Saks said the same. (It is difficult to walk in stilettos during 80-mile-per-hour wind gusts, I will tell you.)
Darden said consumers lost their appetite for 20 to 30 basis points of business during the quarter.
On the positive side, the obvious names benefited from consumer panic that led to a buying frenzy of food, batteries, plywood and gas.
Costco same stores sales in the U.S. last August increased 9 percent. Target said business was helped by 50 basis points.
While Home Depot, Lowe's and Wal-Mart do not report monthly sales, you only need to observe the current panic at these retail locations to come to the conclusion that Christmas has come early this year and Santa has changed his name to Sandy. The problem is next month we will be talking the effect of "sales pull forward."
And funny enough there are retailers that do not blame the weather. Last August, Limited same-store sales rose 11 percent. I'm trying, but not coming up with a hurricane connection there.
Unfortunately, all this rain will not grow a money tree for consumers. In fact, all this stockpiling may just pull away dollars from later discretionary purchases.

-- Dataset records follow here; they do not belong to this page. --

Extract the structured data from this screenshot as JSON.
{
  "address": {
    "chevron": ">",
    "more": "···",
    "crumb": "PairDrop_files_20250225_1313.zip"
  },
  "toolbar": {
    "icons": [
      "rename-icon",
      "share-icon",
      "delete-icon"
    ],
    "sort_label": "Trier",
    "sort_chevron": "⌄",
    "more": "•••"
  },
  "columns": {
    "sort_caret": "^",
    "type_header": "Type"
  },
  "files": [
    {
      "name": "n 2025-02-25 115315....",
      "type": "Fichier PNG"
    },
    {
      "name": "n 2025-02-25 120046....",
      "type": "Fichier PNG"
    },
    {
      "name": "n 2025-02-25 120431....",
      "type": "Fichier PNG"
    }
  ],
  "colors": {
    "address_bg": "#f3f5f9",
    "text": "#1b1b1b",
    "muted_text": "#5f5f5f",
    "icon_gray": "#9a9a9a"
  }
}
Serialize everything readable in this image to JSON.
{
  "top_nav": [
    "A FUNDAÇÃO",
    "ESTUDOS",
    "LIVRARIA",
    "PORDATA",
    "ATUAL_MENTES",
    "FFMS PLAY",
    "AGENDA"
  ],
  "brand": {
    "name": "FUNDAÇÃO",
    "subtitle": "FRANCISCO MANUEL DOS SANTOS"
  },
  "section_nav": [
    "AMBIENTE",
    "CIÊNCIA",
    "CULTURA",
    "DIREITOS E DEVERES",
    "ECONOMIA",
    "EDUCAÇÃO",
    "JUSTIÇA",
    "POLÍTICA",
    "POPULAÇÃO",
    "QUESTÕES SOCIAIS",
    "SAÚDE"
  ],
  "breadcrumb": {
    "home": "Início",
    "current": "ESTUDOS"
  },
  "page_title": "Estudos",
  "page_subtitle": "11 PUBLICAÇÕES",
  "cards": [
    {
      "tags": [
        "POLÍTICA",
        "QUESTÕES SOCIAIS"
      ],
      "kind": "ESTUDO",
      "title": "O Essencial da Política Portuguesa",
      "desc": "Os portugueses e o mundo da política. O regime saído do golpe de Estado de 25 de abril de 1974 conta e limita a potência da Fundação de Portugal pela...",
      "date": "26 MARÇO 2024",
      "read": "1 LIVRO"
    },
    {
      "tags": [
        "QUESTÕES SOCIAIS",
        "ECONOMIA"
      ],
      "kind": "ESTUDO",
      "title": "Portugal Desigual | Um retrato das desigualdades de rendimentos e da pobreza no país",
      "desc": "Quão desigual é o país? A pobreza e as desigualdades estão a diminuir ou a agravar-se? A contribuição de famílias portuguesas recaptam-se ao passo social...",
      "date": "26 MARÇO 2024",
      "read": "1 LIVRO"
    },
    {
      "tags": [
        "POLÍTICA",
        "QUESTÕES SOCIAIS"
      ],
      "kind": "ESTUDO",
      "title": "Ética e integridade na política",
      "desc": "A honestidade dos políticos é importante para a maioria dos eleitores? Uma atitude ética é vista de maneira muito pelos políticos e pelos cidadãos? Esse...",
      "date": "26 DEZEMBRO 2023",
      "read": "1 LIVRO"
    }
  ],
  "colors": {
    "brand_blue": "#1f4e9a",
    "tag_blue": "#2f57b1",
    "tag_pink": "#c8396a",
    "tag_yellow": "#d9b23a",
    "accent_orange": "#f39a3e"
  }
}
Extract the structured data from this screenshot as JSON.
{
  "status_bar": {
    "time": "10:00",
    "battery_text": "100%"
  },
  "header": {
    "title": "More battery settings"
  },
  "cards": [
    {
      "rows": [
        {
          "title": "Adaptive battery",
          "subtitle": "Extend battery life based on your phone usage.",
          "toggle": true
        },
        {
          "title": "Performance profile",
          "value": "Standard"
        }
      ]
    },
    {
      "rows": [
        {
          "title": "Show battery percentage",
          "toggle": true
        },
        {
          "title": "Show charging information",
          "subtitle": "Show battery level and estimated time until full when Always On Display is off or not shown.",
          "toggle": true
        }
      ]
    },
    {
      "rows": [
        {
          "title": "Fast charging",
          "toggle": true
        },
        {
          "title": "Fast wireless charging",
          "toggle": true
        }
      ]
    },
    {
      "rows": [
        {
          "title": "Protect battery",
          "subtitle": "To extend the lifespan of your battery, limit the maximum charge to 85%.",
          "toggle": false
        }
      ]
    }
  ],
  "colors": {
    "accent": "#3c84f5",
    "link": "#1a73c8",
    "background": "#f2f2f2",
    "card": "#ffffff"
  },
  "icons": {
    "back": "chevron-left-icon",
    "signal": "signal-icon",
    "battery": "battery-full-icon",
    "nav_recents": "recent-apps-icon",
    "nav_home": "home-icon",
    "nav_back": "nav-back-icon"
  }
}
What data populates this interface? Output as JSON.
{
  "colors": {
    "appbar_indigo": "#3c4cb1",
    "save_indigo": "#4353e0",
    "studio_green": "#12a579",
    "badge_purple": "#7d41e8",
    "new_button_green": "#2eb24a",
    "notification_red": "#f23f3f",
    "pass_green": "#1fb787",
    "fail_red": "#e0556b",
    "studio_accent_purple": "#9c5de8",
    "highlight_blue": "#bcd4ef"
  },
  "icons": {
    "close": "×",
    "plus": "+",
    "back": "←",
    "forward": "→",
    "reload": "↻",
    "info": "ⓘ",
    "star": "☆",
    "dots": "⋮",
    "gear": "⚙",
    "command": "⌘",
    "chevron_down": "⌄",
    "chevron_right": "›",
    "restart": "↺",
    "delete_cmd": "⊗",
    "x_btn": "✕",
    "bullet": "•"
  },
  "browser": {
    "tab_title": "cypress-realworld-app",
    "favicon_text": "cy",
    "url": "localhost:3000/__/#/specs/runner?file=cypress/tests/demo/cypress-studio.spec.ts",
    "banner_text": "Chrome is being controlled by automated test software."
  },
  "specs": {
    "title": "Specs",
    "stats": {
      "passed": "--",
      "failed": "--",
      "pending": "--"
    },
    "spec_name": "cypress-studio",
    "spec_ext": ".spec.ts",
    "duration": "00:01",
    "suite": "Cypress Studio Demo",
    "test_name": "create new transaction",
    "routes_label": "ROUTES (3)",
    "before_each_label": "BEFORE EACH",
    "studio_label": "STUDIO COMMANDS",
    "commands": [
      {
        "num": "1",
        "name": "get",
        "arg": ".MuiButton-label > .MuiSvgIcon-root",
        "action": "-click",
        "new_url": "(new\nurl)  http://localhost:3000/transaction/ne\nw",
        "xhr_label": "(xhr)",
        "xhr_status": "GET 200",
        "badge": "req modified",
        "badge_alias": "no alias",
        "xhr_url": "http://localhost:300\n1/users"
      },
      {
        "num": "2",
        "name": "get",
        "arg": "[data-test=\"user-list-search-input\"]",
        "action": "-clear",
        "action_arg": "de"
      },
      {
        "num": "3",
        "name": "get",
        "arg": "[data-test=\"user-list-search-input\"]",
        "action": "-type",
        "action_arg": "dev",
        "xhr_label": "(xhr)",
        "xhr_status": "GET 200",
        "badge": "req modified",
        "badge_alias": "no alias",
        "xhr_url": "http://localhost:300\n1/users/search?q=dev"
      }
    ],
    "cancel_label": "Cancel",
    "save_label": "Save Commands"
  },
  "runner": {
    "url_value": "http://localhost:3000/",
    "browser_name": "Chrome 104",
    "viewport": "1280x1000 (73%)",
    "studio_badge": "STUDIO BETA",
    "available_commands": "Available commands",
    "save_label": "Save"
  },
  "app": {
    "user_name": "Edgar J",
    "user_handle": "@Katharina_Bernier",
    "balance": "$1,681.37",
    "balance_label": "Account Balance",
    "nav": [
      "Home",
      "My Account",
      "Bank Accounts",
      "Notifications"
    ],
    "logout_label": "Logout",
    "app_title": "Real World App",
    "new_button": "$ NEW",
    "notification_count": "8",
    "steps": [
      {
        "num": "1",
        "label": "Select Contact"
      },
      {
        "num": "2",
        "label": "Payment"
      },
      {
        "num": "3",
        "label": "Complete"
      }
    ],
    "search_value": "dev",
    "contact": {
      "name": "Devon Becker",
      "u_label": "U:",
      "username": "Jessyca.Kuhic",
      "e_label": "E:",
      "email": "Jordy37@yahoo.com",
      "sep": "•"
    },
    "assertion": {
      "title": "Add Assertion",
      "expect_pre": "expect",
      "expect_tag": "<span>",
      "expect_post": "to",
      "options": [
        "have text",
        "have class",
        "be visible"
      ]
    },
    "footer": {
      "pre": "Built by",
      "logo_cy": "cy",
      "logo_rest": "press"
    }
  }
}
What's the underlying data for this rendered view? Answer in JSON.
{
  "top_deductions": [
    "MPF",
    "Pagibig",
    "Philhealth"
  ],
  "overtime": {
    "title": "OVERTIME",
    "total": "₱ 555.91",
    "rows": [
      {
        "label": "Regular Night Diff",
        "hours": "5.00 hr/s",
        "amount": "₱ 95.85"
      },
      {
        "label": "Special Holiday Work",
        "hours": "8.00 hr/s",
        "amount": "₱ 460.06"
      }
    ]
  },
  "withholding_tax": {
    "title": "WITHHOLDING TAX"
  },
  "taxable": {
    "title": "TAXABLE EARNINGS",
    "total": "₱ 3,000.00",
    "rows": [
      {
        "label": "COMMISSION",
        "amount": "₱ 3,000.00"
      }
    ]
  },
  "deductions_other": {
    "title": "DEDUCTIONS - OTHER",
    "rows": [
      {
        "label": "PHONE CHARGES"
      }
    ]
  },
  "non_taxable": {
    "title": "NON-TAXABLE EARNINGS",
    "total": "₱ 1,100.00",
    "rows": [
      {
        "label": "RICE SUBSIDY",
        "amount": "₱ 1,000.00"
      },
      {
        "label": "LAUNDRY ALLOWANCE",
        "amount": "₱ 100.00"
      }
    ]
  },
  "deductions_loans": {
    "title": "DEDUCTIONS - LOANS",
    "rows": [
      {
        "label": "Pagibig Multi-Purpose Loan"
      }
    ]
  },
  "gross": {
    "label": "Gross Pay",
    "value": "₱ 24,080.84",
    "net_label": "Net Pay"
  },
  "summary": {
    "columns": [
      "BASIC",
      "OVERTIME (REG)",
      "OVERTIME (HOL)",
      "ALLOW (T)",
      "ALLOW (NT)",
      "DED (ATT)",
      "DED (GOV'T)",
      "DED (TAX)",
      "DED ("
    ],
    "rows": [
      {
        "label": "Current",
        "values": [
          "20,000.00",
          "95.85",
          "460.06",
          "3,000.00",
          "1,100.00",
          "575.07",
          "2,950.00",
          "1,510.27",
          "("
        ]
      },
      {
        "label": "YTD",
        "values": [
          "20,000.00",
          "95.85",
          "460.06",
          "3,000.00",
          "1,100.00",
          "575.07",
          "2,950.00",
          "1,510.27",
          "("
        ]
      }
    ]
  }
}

Stacey Widlitz is the President of SW Retail Advisors Inc. She has worked at UBS, SG Cowen, Fulcrum Partners and in 2005 was one of three analysts to launch the Research Department at Pali Capital, where she covered Retail and Home Video for 5 years. Follow Stacey on Twitter @StaceyRetail.
Disclosure: Widlitz owns shares of Limited.